Director Daniel Anker spent three years filming the 105 members of the Philadelphia Orchestra to answer the question, “What Is Music?” A definitive answer would need more than a lifetime. Anker gives a brilliant, uplifting approximation by interweaving interviews with the musicians with footage of their performances, their practice sessions, the music they play outside the orchestra, their other pursuits.
He has good subjects. The Philadelphia musicians featured in "Music from the Inside Out" are full of intelligence, good nature and fun. Nobody is pompous or snobbish. Some of the best scenes:
Synesthesia, a subject of discussion on this Web site in the past couple of days, is mentioned in passing; one of the musicians who paints on the side explains that she has always experienced music and feelings such as pain "in color."
The film omits interviewing the conductor, Charles Dutoit – on the surface, a strange decision, but a wise one, I think.

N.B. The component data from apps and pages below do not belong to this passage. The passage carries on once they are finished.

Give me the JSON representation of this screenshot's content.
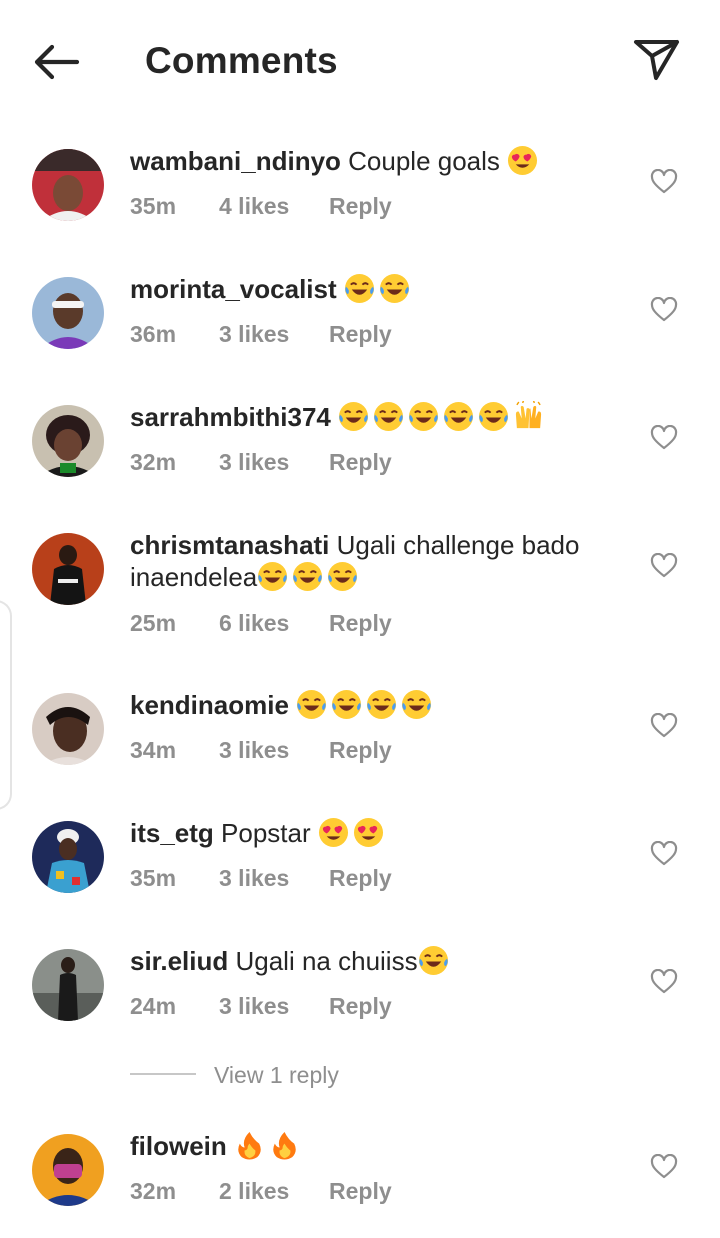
{
  "header": {
    "title": "Comments",
    "back_icon": "arrow-left-icon",
    "share_icon": "paper-plane-icon"
  },
  "comments": [
    {
      "username": "wambani_ndinyo",
      "text": " Couple goals ",
      "emojis": [
        "heart-eyes"
      ],
      "time": "35m",
      "likes": "4 likes",
      "reply": "Reply"
    },
    {
      "username": "morinta_vocalist",
      "text": " ",
      "emojis": [
        "tears-of-joy",
        "tears-of-joy"
      ],
      "time": "36m",
      "likes": "3 likes",
      "reply": "Reply"
    },
    {
      "username": "sarrahmbithi374",
      "text": " ",
      "emojis": [
        "tears-of-joy",
        "tears-of-joy",
        "tears-of-joy",
        "tears-of-joy",
        "tears-of-joy",
        "raising-hands"
      ],
      "time": "32m",
      "likes": "3 likes",
      "reply": "Reply"
    },
    {
      "username": "chrismtanashati",
      "text": " Ugali challenge bado inaendelea",
      "emojis": [
        "tears-of-joy",
        "tears-of-joy",
        "tears-of-joy"
      ],
      "time": "25m",
      "likes": "6 likes",
      "reply": "Reply"
    },
    {
      "username": "kendinaomie",
      "text": " ",
      "emojis": [
        "tears-of-joy",
        "tears-of-joy",
        "tears-of-joy",
        "tears-of-joy"
      ],
      "time": "34m",
      "likes": "3 likes",
      "reply": "Reply"
    },
    {
      "username": "its_etg",
      "text": " Popstar ",
      "emojis": [
        "heart-eyes",
        "heart-eyes"
      ],
      "time": "35m",
      "likes": "3 likes",
      "reply": "Reply"
    },
    {
      "username": "sir.eliud",
      "text": " Ugali na chuiiss",
      "emojis": [
        "tears-of-joy"
      ],
      "time": "24m",
      "likes": "3 likes",
      "reply": "Reply"
    },
    {
      "username": "filowein",
      "text": " ",
      "emojis": [
        "fire",
        "fire"
      ],
      "time": "32m",
      "likes": "2 likes",
      "reply": "Reply"
    }
  ],
  "view_replies": {
    "label": "View 1 reply"
  },
  "colors": {
    "text": "#262626",
    "meta": "#8e8e8e",
    "divider": "#c7c7c7"
  }
}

Conductors are interviewed all the time -- not so orchestral players.
I can think of few films that have made such great use of the medium's possibilities. The sound, cinematography and editing were masterful. “Music From the Inside Out” doesn’t try to dumb down classical music for a supposedly dumb audience, as so many of the packaged classical recordings found in the record stores do nowadays. It is 90 minutes long, and while there are many funny moments, much of it is pretty intense. It has gravitas. But it was so beautiful and uplifting that when the lights came on in the Greenwich Village theater last night, the audience had joy on their faces.
I’m a lapsed pianist who spent 20 years studying the instrument and earned a degree in performance from UCLA. I’ve always loved playing. But this is a great film for anybody who wants an idea of what all the fuss about music is.